DIRECTIONS
Say how many lines in the entries below have the word "screenshot" in them, giving only the number.
━━━
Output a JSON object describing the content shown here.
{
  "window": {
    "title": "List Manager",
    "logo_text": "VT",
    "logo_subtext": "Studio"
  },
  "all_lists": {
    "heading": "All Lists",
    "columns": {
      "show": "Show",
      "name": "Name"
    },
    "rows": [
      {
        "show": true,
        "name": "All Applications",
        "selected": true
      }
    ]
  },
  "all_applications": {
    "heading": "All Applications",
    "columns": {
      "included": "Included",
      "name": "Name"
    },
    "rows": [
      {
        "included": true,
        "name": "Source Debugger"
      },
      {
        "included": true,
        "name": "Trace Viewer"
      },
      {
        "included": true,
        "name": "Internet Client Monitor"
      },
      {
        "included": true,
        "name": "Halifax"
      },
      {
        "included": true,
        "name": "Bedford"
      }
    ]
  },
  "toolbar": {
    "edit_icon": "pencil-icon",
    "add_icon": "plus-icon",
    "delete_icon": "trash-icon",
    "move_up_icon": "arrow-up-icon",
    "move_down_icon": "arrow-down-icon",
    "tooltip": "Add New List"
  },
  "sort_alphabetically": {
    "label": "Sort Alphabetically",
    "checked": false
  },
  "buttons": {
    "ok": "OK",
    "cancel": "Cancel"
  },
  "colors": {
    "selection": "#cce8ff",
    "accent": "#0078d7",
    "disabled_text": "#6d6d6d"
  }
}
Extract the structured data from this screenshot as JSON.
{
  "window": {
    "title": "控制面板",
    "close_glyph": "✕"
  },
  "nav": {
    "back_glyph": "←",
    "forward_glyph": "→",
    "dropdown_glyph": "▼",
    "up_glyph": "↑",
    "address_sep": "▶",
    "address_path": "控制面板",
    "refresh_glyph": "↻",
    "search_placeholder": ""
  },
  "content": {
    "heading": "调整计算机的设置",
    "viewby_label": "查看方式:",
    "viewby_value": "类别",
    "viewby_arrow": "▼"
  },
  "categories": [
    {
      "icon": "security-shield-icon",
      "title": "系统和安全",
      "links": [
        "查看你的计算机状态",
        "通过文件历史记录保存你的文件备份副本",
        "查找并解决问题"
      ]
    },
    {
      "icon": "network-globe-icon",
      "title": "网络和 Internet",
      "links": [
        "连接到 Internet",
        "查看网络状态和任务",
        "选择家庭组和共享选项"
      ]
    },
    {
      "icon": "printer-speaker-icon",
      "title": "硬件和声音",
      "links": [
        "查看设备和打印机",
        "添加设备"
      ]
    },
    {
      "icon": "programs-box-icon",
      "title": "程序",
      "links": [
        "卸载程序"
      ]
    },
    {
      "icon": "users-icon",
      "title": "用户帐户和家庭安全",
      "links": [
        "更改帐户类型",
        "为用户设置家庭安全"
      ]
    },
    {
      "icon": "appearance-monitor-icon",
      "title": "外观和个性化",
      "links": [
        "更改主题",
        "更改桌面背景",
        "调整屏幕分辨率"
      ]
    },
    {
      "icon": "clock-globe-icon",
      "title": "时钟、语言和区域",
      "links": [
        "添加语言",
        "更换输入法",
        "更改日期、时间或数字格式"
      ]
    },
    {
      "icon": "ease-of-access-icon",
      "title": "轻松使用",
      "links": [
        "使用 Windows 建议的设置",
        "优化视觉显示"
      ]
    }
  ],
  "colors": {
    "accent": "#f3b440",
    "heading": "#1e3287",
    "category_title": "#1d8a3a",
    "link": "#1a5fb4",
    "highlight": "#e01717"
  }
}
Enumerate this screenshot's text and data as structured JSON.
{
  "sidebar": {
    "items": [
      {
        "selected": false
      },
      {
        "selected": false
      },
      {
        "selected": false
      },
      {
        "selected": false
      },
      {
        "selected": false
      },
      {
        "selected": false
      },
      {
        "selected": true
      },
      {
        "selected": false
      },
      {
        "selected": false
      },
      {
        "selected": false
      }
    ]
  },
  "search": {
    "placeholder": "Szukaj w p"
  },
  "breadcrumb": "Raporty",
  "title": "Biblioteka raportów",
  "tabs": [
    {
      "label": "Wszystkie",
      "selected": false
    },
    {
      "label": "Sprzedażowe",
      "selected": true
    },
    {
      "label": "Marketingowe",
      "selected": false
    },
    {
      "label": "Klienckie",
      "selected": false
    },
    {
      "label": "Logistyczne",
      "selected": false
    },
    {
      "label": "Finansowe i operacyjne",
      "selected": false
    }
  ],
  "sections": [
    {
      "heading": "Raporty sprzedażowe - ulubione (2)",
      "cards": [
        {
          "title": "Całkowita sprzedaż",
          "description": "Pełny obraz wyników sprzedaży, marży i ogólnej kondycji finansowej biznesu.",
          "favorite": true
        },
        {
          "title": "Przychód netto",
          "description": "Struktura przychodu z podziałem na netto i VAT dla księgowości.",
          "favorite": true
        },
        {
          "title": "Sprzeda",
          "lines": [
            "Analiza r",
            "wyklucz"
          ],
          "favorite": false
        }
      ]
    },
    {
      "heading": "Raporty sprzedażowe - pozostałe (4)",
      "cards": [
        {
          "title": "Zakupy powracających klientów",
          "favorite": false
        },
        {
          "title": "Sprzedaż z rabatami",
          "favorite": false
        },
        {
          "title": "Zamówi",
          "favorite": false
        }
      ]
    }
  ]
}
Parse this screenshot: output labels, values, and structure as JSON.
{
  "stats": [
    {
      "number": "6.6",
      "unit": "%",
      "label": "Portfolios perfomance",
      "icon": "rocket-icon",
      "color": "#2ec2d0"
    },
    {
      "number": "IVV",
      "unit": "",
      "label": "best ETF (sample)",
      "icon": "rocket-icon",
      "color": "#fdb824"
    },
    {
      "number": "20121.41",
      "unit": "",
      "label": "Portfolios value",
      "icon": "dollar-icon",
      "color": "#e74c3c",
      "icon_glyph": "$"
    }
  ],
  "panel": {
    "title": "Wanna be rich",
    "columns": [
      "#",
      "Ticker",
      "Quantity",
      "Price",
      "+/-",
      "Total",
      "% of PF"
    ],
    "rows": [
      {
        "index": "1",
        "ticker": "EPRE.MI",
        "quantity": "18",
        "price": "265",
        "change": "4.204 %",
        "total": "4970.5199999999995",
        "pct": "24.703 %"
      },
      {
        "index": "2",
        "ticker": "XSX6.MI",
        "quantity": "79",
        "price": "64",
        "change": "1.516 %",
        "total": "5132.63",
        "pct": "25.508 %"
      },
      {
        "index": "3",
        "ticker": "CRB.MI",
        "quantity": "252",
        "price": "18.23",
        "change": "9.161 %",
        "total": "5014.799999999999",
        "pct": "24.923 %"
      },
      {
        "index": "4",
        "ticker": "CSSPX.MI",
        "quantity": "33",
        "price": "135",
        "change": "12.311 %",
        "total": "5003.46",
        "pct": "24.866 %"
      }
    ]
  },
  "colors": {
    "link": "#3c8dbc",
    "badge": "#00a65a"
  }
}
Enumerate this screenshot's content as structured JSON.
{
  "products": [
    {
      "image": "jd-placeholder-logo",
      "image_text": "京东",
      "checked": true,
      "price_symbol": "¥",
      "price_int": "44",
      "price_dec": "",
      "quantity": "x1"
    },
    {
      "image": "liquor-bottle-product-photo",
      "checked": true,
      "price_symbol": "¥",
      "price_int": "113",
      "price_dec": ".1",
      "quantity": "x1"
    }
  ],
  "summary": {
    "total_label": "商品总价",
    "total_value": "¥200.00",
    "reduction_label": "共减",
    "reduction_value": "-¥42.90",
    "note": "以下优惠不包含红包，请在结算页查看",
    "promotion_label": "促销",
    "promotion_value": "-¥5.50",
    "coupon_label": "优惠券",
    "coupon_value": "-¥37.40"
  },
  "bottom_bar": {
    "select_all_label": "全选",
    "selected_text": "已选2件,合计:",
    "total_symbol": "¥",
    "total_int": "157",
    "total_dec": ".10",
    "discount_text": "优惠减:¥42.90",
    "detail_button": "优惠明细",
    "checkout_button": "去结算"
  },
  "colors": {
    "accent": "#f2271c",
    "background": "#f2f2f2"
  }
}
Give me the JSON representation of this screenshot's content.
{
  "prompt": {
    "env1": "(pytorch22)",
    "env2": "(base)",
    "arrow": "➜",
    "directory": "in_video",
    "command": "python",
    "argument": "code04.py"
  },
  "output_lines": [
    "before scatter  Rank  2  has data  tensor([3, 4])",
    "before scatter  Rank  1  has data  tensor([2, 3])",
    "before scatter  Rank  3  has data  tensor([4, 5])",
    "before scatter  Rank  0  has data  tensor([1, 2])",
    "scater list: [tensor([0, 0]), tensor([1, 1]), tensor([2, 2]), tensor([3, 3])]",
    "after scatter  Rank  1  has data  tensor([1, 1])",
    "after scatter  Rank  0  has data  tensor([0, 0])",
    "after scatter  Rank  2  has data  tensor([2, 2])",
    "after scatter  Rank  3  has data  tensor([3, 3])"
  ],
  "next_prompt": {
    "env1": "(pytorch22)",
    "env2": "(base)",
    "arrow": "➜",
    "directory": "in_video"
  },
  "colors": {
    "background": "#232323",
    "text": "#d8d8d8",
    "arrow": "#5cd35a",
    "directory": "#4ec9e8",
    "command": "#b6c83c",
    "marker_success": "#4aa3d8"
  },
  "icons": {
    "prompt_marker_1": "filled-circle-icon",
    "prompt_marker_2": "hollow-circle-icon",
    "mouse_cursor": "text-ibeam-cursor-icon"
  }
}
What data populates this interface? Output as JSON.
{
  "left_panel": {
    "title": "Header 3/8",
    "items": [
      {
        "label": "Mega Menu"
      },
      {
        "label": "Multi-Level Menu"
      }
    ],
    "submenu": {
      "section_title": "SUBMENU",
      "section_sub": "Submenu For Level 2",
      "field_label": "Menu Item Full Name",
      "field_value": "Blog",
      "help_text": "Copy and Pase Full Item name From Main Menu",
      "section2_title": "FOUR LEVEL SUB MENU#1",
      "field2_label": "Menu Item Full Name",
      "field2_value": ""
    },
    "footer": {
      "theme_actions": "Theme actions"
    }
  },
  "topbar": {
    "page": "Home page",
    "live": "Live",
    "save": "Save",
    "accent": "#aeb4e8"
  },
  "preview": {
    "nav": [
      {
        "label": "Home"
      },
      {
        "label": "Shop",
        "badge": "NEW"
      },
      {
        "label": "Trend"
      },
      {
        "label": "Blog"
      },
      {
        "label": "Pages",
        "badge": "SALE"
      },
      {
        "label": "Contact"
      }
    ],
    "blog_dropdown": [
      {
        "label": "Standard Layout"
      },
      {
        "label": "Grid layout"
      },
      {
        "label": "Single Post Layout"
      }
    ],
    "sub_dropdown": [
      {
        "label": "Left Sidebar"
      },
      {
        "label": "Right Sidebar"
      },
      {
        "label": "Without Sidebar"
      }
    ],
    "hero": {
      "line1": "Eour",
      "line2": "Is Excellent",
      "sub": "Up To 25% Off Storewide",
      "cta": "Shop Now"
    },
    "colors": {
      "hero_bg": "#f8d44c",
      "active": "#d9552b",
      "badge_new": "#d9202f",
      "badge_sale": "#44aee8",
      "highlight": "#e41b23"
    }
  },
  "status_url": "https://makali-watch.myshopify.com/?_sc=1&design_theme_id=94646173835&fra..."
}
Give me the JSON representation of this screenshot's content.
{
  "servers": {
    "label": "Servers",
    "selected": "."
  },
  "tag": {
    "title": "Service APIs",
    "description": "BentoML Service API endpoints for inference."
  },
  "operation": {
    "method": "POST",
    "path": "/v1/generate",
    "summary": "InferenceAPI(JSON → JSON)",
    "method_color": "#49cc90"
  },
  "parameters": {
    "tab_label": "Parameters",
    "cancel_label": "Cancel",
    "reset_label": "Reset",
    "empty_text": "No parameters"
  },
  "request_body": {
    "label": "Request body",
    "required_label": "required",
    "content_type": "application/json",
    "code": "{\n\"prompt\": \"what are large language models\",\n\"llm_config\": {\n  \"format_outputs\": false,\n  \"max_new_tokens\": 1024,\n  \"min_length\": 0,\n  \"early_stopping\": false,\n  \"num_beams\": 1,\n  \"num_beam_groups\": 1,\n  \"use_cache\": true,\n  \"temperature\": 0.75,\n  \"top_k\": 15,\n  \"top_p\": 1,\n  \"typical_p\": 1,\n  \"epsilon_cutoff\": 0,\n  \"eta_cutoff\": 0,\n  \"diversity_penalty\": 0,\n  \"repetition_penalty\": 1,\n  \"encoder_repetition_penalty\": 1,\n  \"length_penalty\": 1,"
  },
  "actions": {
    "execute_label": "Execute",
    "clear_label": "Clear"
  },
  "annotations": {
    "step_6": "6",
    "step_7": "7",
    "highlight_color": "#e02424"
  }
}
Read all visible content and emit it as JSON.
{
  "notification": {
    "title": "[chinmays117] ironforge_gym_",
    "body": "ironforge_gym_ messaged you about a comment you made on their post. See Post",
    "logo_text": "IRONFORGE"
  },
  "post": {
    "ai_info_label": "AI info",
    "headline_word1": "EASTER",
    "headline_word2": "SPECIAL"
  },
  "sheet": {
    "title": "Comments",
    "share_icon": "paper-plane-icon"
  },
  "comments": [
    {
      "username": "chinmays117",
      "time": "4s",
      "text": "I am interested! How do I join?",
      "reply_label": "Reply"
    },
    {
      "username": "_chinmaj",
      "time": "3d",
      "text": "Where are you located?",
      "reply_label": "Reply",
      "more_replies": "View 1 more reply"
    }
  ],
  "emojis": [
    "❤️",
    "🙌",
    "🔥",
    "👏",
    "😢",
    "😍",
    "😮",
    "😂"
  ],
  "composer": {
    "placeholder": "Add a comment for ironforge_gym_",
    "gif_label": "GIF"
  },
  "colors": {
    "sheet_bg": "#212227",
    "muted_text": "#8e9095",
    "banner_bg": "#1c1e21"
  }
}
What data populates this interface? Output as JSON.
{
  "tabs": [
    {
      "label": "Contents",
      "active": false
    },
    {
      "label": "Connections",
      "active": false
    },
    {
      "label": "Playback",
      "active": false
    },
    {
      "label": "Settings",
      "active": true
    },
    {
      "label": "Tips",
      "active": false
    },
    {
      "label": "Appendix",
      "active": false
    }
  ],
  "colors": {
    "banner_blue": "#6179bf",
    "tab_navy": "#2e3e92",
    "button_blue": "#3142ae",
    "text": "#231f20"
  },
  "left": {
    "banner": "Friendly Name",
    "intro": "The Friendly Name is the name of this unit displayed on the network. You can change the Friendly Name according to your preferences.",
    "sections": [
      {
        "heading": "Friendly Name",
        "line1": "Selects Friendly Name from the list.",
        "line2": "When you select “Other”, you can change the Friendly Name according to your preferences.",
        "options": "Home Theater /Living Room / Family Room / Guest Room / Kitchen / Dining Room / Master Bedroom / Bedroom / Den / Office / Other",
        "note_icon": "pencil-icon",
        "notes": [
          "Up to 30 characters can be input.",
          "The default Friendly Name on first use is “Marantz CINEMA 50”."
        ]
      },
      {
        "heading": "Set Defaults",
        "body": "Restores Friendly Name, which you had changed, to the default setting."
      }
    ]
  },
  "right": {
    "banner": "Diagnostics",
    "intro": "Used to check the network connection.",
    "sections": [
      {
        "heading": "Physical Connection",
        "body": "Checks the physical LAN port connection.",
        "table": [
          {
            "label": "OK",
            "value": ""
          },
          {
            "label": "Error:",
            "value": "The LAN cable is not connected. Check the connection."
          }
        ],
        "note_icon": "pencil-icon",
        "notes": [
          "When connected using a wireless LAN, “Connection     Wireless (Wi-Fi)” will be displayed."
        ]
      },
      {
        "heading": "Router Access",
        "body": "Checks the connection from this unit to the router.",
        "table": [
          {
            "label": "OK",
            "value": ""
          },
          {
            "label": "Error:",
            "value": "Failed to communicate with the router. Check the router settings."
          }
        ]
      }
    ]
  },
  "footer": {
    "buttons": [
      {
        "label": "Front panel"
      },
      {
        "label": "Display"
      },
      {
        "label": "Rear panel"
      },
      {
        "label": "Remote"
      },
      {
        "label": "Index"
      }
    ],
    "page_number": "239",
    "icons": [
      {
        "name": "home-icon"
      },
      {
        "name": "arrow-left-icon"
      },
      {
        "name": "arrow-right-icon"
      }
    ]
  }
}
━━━
TASK SOLUTION
6